President Obama’s draft forest rule is coming soon, and here at Defenders we’ve been thinking a lot about what a successful rule will look like (see our full report here). This rule will be about so much more than just forests – it’s about the wildlife that depend on our national forests, the water that millions of Americans drink every day that is sourced from national forests, and creating resilient ecosystems that can stay vibrant in the face of climate change. For us, of course, the protection of wildlife is job number one. Here are the three key components of wildlife protection that we’ll be looking for in the forest rule:
Mandatory Species Viability Standard
The Forest Service has a duty to protect biodiversity on the national forests. For decades, a clear and nondiscretionary species viability standard has been in place as a measure to live up to this duty, and we want to see this standard carried forward. A viability standard works by requiring that management actions provide for the long-term persistence of fish and wildlife on our national forests. This means that as the Forest Service plans for the future, the impacts that actions will have on fish and wildlife must be weighed and considered to be sure we aren’t hurting their chance to survive and thrive on our public lands.

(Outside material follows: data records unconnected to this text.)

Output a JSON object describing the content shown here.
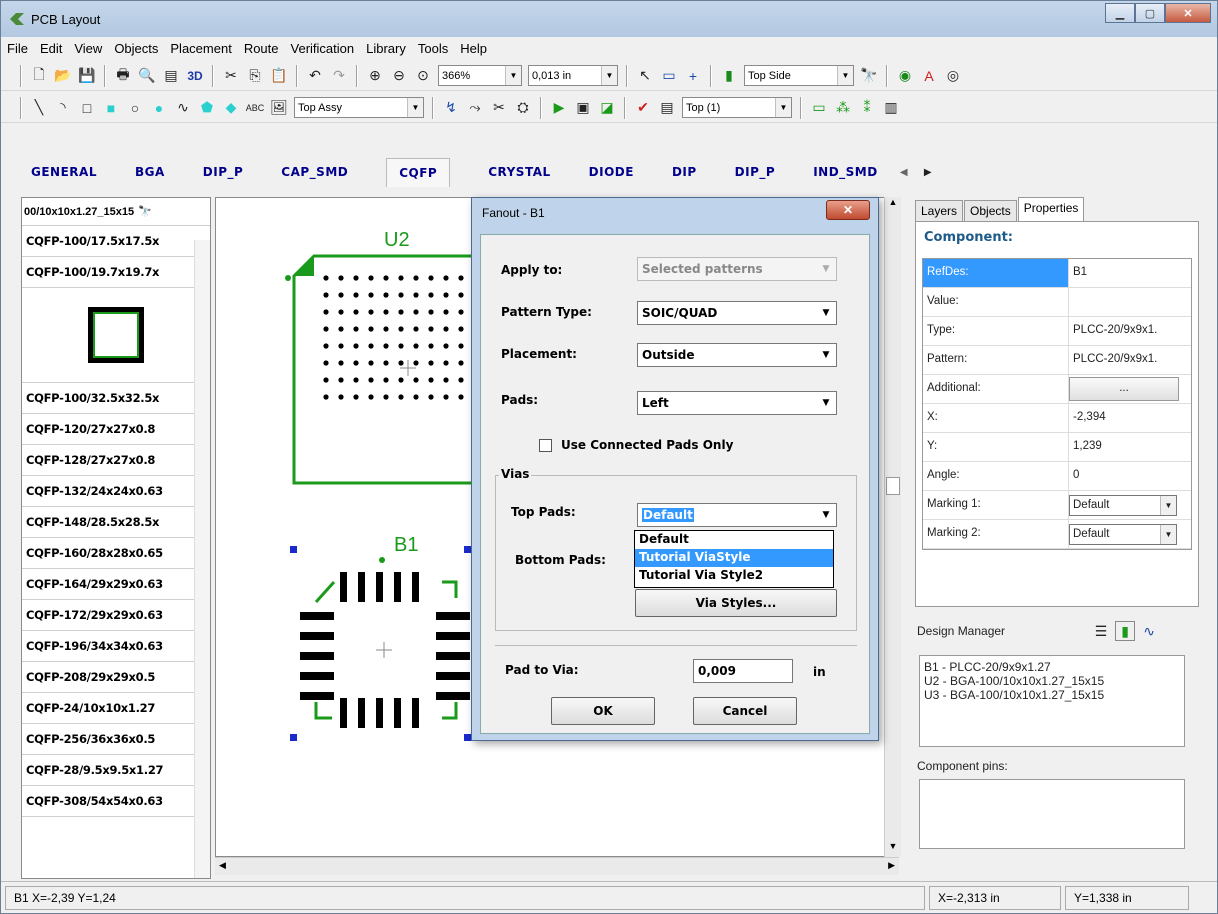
{
  "window": {
    "title": "PCB Layout"
  },
  "menu": [
    "File",
    "Edit",
    "View",
    "Objects",
    "Placement",
    "Route",
    "Verification",
    "Library",
    "Tools",
    "Help"
  ],
  "toolbar1": {
    "zoom": "366%",
    "grid": "0,013 in",
    "side": "Top Side",
    "label_3d": "3D"
  },
  "toolbar2": {
    "layer_assy": "Top Assy",
    "layer_top": "Top (1)"
  },
  "categories": [
    "GENERAL",
    "BGA",
    "DIP_P",
    "CAP_SMD",
    "CQFP",
    "CRYSTAL",
    "DIODE",
    "DIP",
    "DIP_P",
    "IND_SMD"
  ],
  "active_category": "CQFP",
  "library": {
    "search": "00/10x10x1.27_15x15",
    "items_top": [
      "CQFP-100/17.5x17.5x",
      "CQFP-100/19.7x19.7x"
    ],
    "items": [
      "CQFP-100/32.5x32.5x",
      "CQFP-120/27x27x0.8",
      "CQFP-128/27x27x0.8",
      "CQFP-132/24x24x0.63",
      "CQFP-148/28.5x28.5x",
      "CQFP-160/28x28x0.65",
      "CQFP-164/29x29x0.63",
      "CQFP-172/29x29x0.63",
      "CQFP-196/34x34x0.63",
      "CQFP-208/29x29x0.5",
      "CQFP-24/10x10x1.27",
      "CQFP-256/36x36x0.5",
      "CQFP-28/9.5x9.5x1.27",
      "CQFP-308/54x54x0.63"
    ]
  },
  "canvas": {
    "u2": "U2",
    "b1": "B1"
  },
  "dialog": {
    "title": "Fanout - B1",
    "apply_to_label": "Apply to:",
    "apply_to": "Selected patterns",
    "pattern_type_label": "Pattern Type:",
    "pattern_type": "SOIC/QUAD",
    "placement_label": "Placement:",
    "placement": "Outside",
    "pads_label": "Pads:",
    "pads": "Left",
    "use_connected": "Use Connected Pads Only",
    "vias_group": "Vias",
    "top_pads_label": "Top Pads:",
    "top_pads": "Default",
    "bottom_pads_label": "Bottom Pads:",
    "via_options": [
      "Default",
      "Tutorial ViaStyle",
      "Tutorial Via Style2"
    ],
    "via_styles_btn": "Via Styles...",
    "pad_to_via_label": "Pad to Via:",
    "pad_to_via": "0,009",
    "pad_to_via_unit": "in",
    "ok": "OK",
    "cancel": "Cancel"
  },
  "rpanel": {
    "tabs": [
      "Layers",
      "Objects",
      "Properties"
    ],
    "heading": "Component:",
    "props": [
      {
        "k": "RefDes:",
        "v": "B1"
      },
      {
        "k": "Value:",
        "v": ""
      },
      {
        "k": "Type:",
        "v": "PLCC-20/9x9x1."
      },
      {
        "k": "Pattern:",
        "v": "PLCC-20/9x9x1."
      },
      {
        "k": "Additional:",
        "v": "..."
      },
      {
        "k": "X:",
        "v": "-2,394"
      },
      {
        "k": "Y:",
        "v": "1,239"
      },
      {
        "k": "Angle:",
        "v": "0"
      },
      {
        "k": "Marking 1:",
        "v": "Default"
      },
      {
        "k": "Marking 2:",
        "v": "Default"
      }
    ]
  },
  "design_manager": {
    "title": "Design Manager",
    "items": [
      "B1 - PLCC-20/9x9x1.27",
      "U2 - BGA-100/10x10x1.27_15x15",
      "U3 - BGA-100/10x10x1.27_15x15"
    ],
    "pins_title": "Component pins:"
  },
  "status": {
    "pos": "B1  X=-2,39  Y=1,24",
    "x": "X=-2,313 in",
    "y": "Y=1,338 in"
  },
  "colors": {
    "green": "#1a9a1a",
    "blue_select": "#3399ff",
    "heading": "#1d5b8a"
  }
}
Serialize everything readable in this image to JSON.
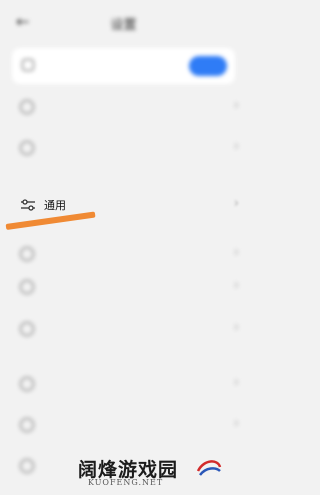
{
  "header": {
    "title": "设置",
    "back_icon": "back-arrow-icon"
  },
  "promo": {
    "text": "",
    "subtext": "",
    "button": ""
  },
  "items": [
    {
      "label": "",
      "icon": "circle-icon"
    },
    {
      "label": "",
      "icon": "search-icon"
    },
    {
      "label": "通用",
      "icon": "sliders-icon"
    },
    {
      "label": "",
      "icon": "circle-icon"
    },
    {
      "label": "",
      "icon": "circle-icon"
    },
    {
      "label": "",
      "icon": "circle-icon"
    },
    {
      "label": "",
      "icon": "circle-icon"
    },
    {
      "label": "",
      "icon": "circle-icon"
    },
    {
      "label": "",
      "icon": "circle-icon"
    }
  ],
  "annotation": {
    "arrow_color": "#f08a34"
  },
  "watermark": {
    "text": "阔烽游戏园",
    "domain": "KUOFENG.NET"
  },
  "colors": {
    "accent": "#2f7cf6",
    "background": "#f2f2f2"
  }
}
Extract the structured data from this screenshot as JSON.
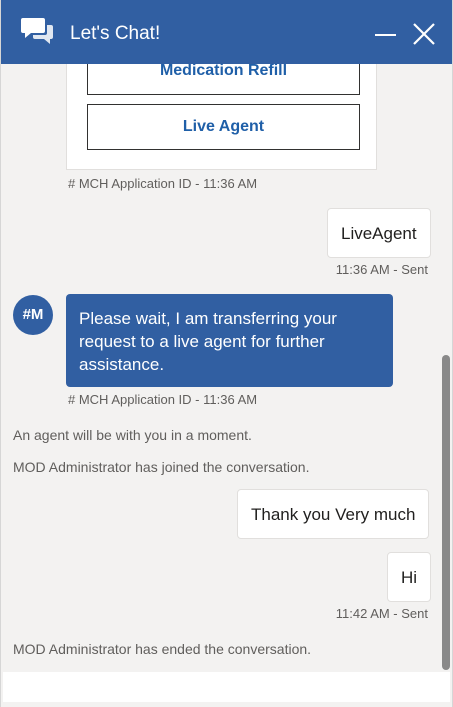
{
  "header": {
    "title": "Let's Chat!",
    "chat_icon": "chat-bubbles-icon",
    "minimize_icon": "minimize-icon",
    "close_icon": "close-icon",
    "bg_color": "#315fa2"
  },
  "options": {
    "medication_refill": "Medication Refill",
    "live_agent": "Live Agent"
  },
  "messages": {
    "bot_meta_1": "# MCH Application ID - 11:36 AM",
    "user_msg_1": "LiveAgent",
    "user_meta_1": "11:36 AM - Sent",
    "avatar_initials": "#M",
    "bot_msg_2": "Please wait, I am transferring your request to a live agent for further assistance.",
    "bot_meta_2": "# MCH Application ID - 11:36 AM",
    "system_1": "An agent will be with you in a moment.",
    "system_2": "MOD Administrator has joined the conversation.",
    "user_msg_2": "Thank you Very much",
    "user_msg_3": "Hi",
    "user_meta_3": "11:42 AM - Sent",
    "system_3": "MOD Administrator has ended the conversation."
  },
  "colors": {
    "accent": "#315fa2",
    "option_text": "#1f5fa8",
    "background": "#f3f2f1"
  }
}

Scientists suggest that the viability standard should allow a small loophole – an exception for “external factors” – so that the Forest Service isn’t held responsible when factors beyond its control (like activities on neighboring land) cause a species to decline. We support the use of such an exception, however, it will only work if applied only when absolutely necessary, and we will be looking for a clear definition.
Assessments of risk to wildlife and habitat
The rule must establish a process for assessing and responding to threats to fish, wildlife and habitat in the development and implementation of forest plans. The Forest Service cannot maintain the viability of species if it is unaware of what threats to viability exist. By assessing the likely impacts of climate change on sensitive species, for example, forest managers can take actions to help those species withstand future changes. We will be looking for strong assessments to inform smart forest management.
A scientifically defensible monitoring program
Forest plans are really all about implementation, and investments in assessments and planning must pay off in good on the ground decisions. To determine if forest plans are effectively doing the things they say they will, including providing for the long-term persistence of fish and wildlife, the rule must include a science-based monitoring strategy that can be applied to every forest. Successful monitoring and strategic evaluation is all about collecting the right bits of information that tell you a lot about your effectiveness without wasting time and money. To evaluate an ecosystem, you need to look at its key components, the elements that make the system tick. To ignore critical components is to deprive oneself of invaluable information, at the risk of not realizing when the condition of a forest may be collapsing. For that reason, evaluating a forest’s entire condition based only on the status of it’s trees, and not actual wildlife populations, is like a doctor telling a patient their heart is healthy because they “appear to look good” while ignoring their blood pressure. We will be looking for a monitoring program in which targeted population surveys for a small group of key wildlife species are used to validate that forest plans are effectively making forests healthier.
Those are our expectations; what are yours? We welcome your questions and comments!